* Acquire an advocate. Being in a hospital or having a procedure is stressful. That's why having an advocate--a family member or a friend who is not sick or vulnerable and is more likely to remember things and to ask relevant questions--makes sense.
"I don't think any physician or nurse would say they would go into a hospital and not have someone looking out for them," said Millenson.
A trusted advocate may be especially important for elderly patients who may be confused or unable to fend for themselves.
The role of an advocate can run the gamut of concerns about hospital care, such as making sure that a patient is getting the right food, enough painkillers, the appropriate drugs and proper treatments.
* Practice full disclosure. Don't shop around frequently for new doctors, or if you do, tell the doctors who treat you what medications you're taking, including herbal or over-the-counter products. Some errors occur when patients don't tell their doctors what drugs they're using.

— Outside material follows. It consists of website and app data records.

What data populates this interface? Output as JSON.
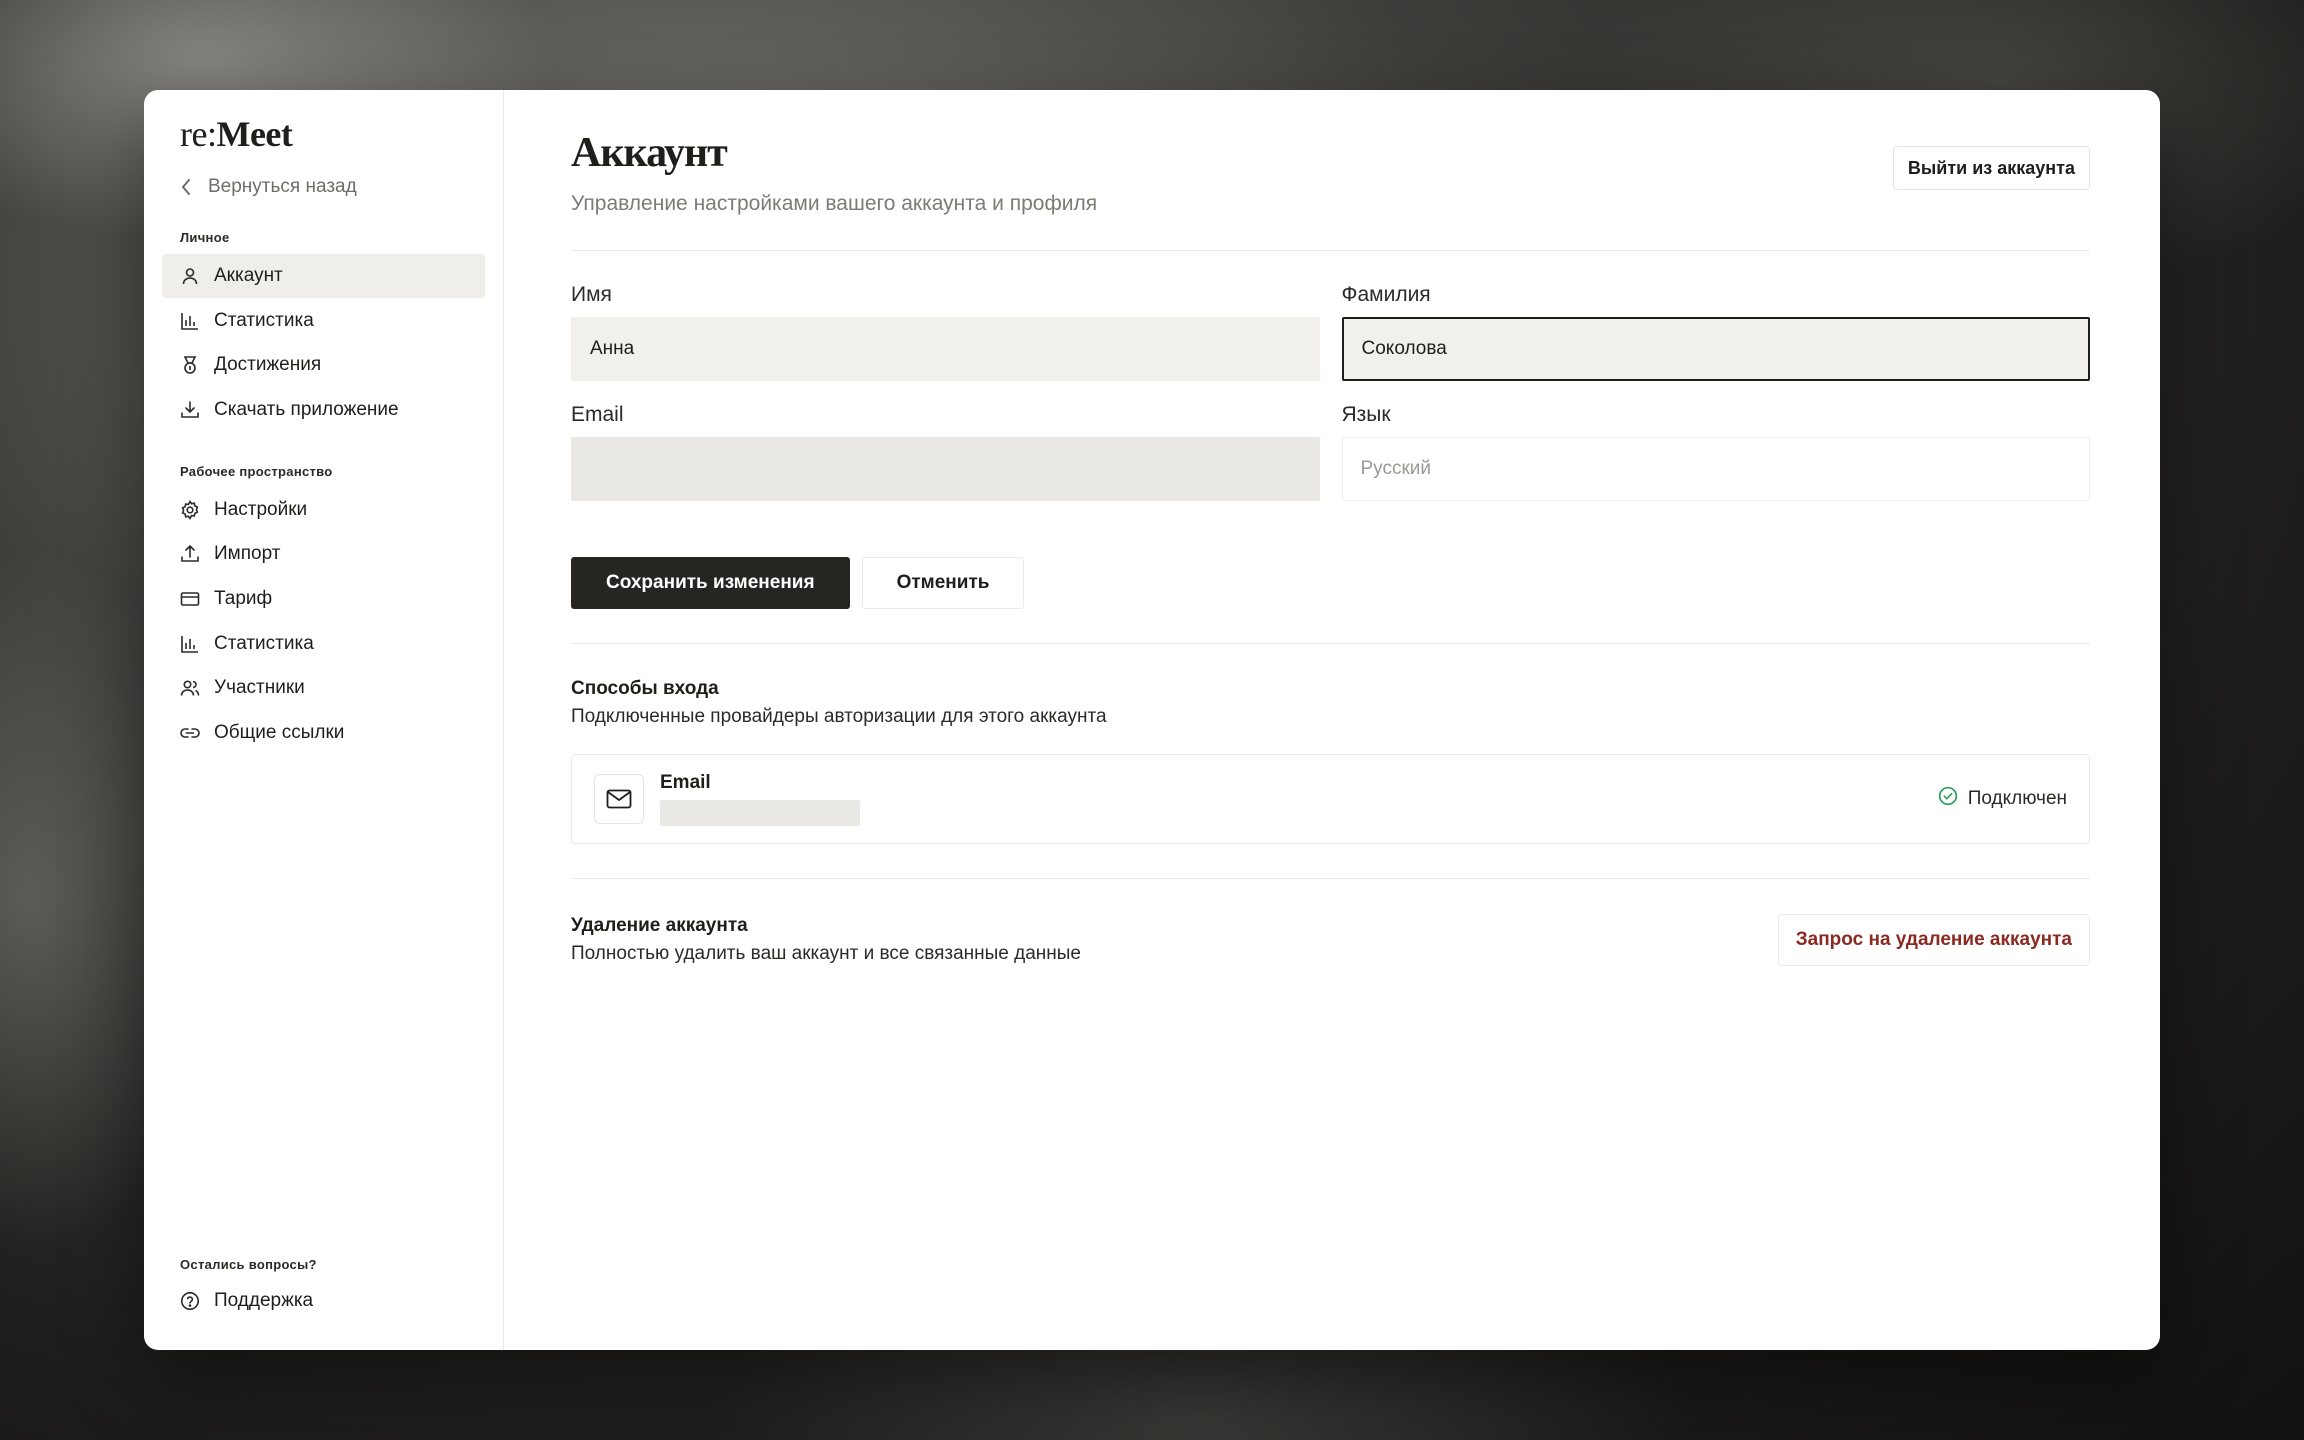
{
  "app": {
    "logo_light": "re:",
    "logo_bold": "Meet"
  },
  "sidebar": {
    "back_label": "Вернуться назад",
    "personal_label": "Личное",
    "personal_items": [
      {
        "label": "Аккаунт",
        "icon": "user-icon",
        "active": true
      },
      {
        "label": "Статистика",
        "icon": "bar-chart-icon"
      },
      {
        "label": "Достижения",
        "icon": "medal-icon"
      },
      {
        "label": "Скачать приложение",
        "icon": "download-icon"
      }
    ],
    "workspace_label": "Рабочее пространство",
    "workspace_items": [
      {
        "label": "Настройки",
        "icon": "gear-icon"
      },
      {
        "label": "Импорт",
        "icon": "upload-icon"
      },
      {
        "label": "Тариф",
        "icon": "credit-card-icon"
      },
      {
        "label": "Статистика",
        "icon": "bar-chart-icon"
      },
      {
        "label": "Участники",
        "icon": "users-icon"
      },
      {
        "label": "Общие ссылки",
        "icon": "link-icon"
      }
    ],
    "help_label": "Остались вопросы?",
    "support_label": "Поддержка"
  },
  "main": {
    "title": "Аккаунт",
    "subtitle": "Управление настройками вашего аккаунта и профиля",
    "logout_label": "Выйти из аккаунта",
    "form": {
      "first_name_label": "Имя",
      "first_name_value": "Анна",
      "last_name_label": "Фамилия",
      "last_name_value": "Соколова",
      "email_label": "Email",
      "email_value": "",
      "language_label": "Язык",
      "language_value": "Русский"
    },
    "save_label": "Сохранить изменения",
    "cancel_label": "Отменить",
    "login_methods": {
      "title": "Способы входа",
      "description": "Подключенные провайдеры авторизации для этого аккаунта",
      "provider_name": "Email",
      "status": "Подключен",
      "status_color": "#2e9e5b"
    },
    "delete": {
      "title": "Удаление аккаунта",
      "description": "Полностью удалить ваш аккаунт и все связанные данные",
      "button_label": "Запрос на удаление аккаунта",
      "button_color": "#8a2a22"
    }
  }
}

Consider using one pharmacy, which is more likely to keep your records in a central location on a computer. A pharmacist who knows you or has access to your complete records is more likely to spot an error and may use software designed to detect harmful drug interactions or allergies.
* Don't accept illegible prescriptions. If you can't read a prescription, request a more legible copy. Some errors are the result of doctors' notoriously bad penmanship. A Texas jury recently awarded a $450,000 judgment to the family of a 42-year-old man who sued a cardiologist and a pharmacist. The man died after being given an unusually high dose of Plendil, a drug to treat high blood pressure. The cardiologist had written a prescription for Isordil, a drug to treat angina.